Luka: I would have had one of the Snake Snakes, or an amalgamation of the three we met, to accompany Oberyn and Ellaria to King’s Landing, so we saw their relationship. That’s kind of why Ellaria had a larger role in the show, too; to set up the revenge plot. I know a lot of people missed her speech about the cycle of violence, but that really was her only relevant scene in the books. I don’t consider the changes made to her in the show character assassination because she wasn’t much of a character to begin with.
Petra: The Ellaria on the show was certainly more interesting. Now that she’s gone and her arc is complete I can say that she was probably one of the most dynamic characters on the show. In season four, though she had some venom against the Lannisters, on the whole she was pretty laid back; she was a woman I’d like to go on vacation with.
Luka: She loses that when Oberyn dies.
Petra: She cuts her hair, which is an age-old symbol for “something horrible’s happened.”
Luka: It symbolizes a rite of passage, or a reaction to trauma, especially for women.
Petra: So now she’s full of hate.
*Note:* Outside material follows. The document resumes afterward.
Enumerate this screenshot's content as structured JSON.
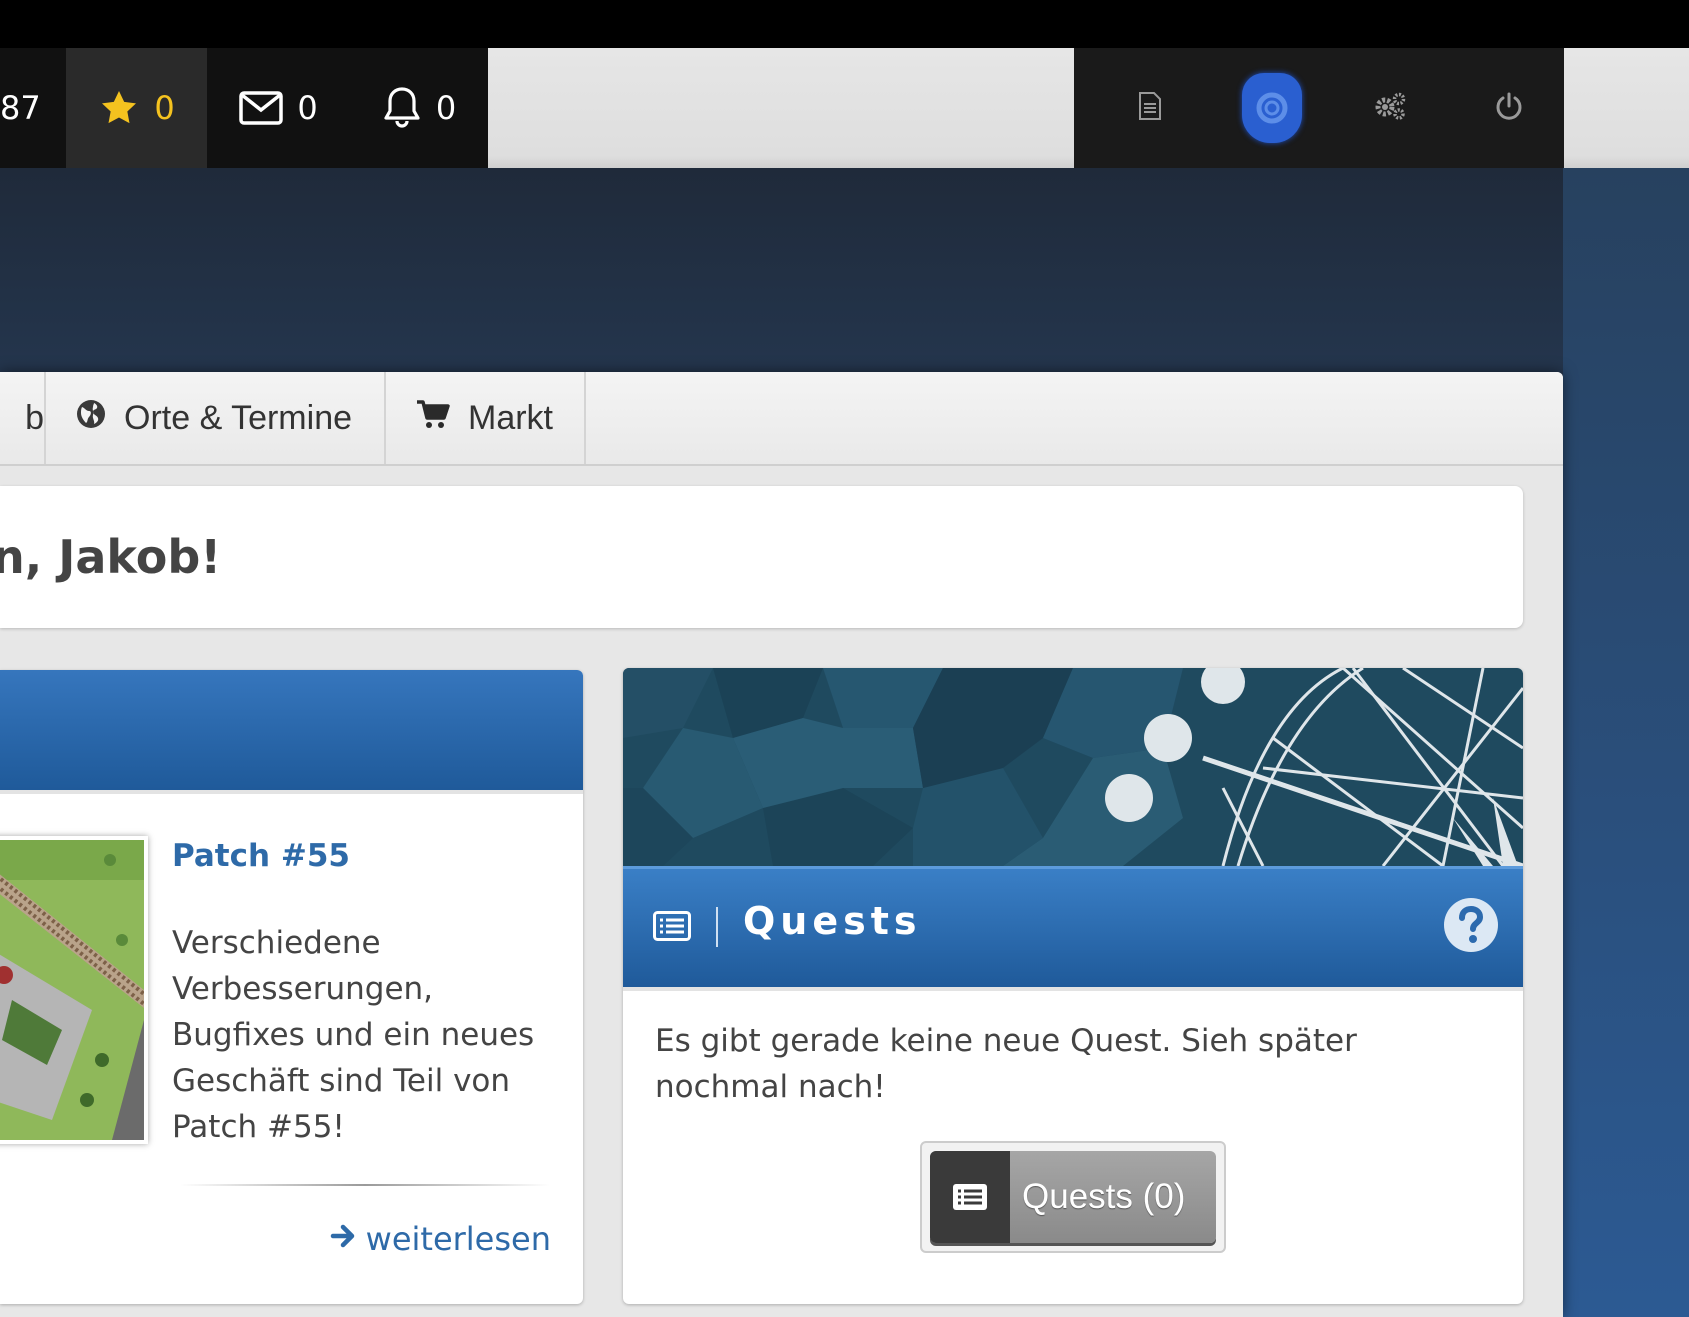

She kind of cooled off in season seven, when we see her with Yara and we had her death, which was simultaneously richly deserved but also tragic. You can’t not feel sorry for someone in that situation. We already discussed it in our dialogue for “The Queen’s Justice.” There’s always something compelling about a character who is determined to avenge a loved one and, in doing so, loses another person they love in the process. I don’t want to get schmaltzy but it’s sad to consider that if Ellaria had accepted Oberyn’s death then she and her daughter would still be alive and well in Dorne. In trying to avenge one person she loved, she lost everyone else.
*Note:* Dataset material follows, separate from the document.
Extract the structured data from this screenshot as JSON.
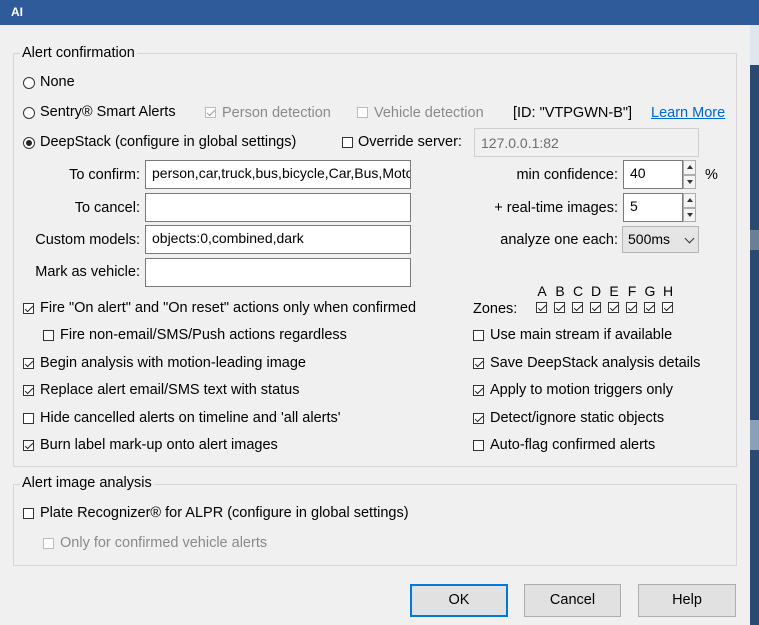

Luka: And herself too, if not her life. Though she probably wishes she’d died.
Petra: In the end, Ellaria’s arc is this really poignant story about the cycle of revenge and how it never ends well for anyone. For loss of Lyanna, Elia died; for loss of Elia, Oberyn died; for loss of Oberyn, all the Martells and their Sands died — Doran, Trystane, Obara, Nymeria and Tyene, — except for Ellaria, whose fate at Cersei’s hand was arguably even worse. The Dornish storyline turned out to have thematic value after all.